(Supplied entries)
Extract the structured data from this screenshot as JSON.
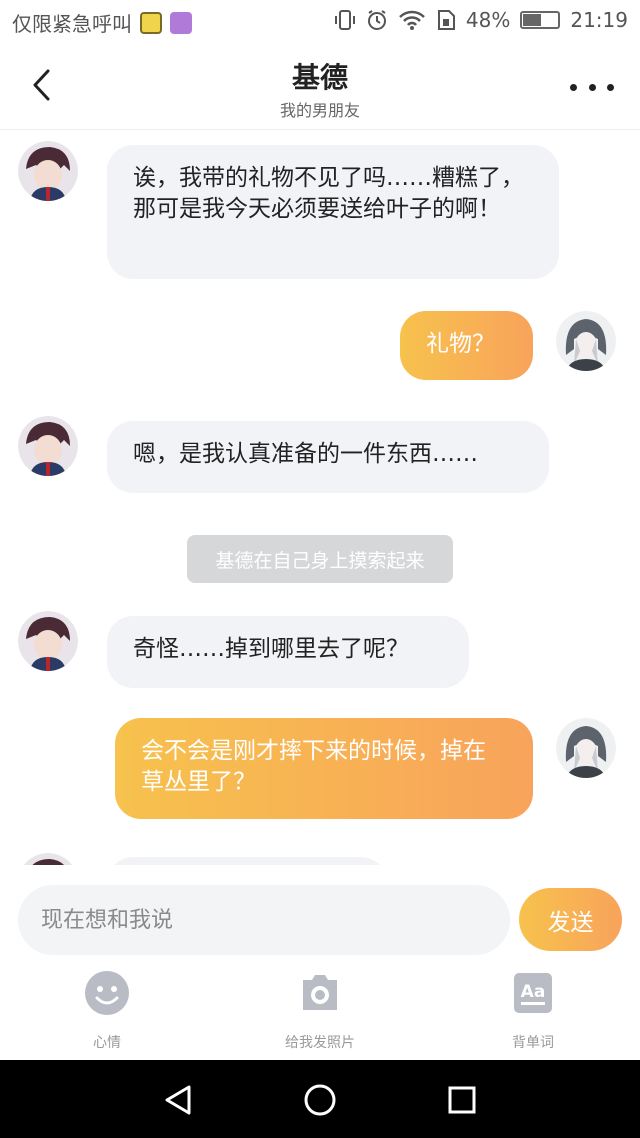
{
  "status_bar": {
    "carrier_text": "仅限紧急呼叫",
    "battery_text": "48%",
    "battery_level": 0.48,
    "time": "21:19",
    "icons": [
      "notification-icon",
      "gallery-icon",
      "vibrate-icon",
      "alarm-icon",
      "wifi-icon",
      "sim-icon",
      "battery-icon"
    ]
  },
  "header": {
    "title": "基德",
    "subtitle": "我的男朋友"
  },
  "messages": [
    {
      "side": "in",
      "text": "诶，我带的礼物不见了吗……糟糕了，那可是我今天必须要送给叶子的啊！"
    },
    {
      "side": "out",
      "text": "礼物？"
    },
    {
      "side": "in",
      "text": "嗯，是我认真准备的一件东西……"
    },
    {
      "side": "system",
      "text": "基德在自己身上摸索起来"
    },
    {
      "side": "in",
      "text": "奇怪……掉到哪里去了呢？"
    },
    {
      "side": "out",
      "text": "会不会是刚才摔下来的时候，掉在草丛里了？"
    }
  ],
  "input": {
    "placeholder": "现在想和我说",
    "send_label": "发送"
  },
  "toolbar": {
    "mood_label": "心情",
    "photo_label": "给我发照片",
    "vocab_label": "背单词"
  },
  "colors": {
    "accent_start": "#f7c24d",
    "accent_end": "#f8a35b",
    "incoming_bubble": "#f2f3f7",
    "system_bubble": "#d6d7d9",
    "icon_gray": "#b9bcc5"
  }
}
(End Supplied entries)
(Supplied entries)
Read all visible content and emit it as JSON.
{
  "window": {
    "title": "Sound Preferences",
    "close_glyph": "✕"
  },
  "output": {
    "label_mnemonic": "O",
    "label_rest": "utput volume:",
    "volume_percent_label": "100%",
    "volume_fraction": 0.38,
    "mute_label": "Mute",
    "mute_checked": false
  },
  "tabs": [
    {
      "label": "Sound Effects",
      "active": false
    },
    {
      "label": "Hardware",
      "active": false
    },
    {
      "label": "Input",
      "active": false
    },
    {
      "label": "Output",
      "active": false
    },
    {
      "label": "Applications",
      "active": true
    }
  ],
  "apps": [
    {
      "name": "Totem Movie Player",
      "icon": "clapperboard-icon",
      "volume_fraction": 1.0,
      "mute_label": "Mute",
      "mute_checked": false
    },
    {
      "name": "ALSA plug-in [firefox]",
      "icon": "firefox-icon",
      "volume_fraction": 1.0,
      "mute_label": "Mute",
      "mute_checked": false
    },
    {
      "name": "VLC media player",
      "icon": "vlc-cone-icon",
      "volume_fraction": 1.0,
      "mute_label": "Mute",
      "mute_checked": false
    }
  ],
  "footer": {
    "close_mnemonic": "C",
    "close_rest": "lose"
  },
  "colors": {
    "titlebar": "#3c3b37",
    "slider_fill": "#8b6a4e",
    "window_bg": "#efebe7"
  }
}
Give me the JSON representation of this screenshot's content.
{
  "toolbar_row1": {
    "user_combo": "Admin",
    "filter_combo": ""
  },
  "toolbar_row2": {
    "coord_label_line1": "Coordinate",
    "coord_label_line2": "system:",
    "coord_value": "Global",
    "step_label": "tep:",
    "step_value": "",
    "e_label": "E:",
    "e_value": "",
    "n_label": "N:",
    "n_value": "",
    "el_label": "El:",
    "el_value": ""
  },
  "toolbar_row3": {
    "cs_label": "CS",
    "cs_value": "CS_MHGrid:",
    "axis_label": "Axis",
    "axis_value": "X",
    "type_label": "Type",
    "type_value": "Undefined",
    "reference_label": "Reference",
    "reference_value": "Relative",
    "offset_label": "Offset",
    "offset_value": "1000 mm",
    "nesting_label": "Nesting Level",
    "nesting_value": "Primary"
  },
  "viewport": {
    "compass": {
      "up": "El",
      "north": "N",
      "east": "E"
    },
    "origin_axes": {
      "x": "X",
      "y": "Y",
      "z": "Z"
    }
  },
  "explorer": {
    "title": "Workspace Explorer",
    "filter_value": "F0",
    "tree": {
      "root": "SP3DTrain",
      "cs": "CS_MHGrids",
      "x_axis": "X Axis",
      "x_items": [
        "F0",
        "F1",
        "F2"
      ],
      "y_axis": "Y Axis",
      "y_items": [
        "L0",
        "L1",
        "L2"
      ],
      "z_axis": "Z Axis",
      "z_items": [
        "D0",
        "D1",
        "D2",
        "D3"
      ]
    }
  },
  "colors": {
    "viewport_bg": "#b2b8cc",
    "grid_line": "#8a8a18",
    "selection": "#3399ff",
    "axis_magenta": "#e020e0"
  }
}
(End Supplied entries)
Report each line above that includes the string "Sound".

Output for this exercise:
    "title": "Sound Preferences",
      "label": "Sound Effects",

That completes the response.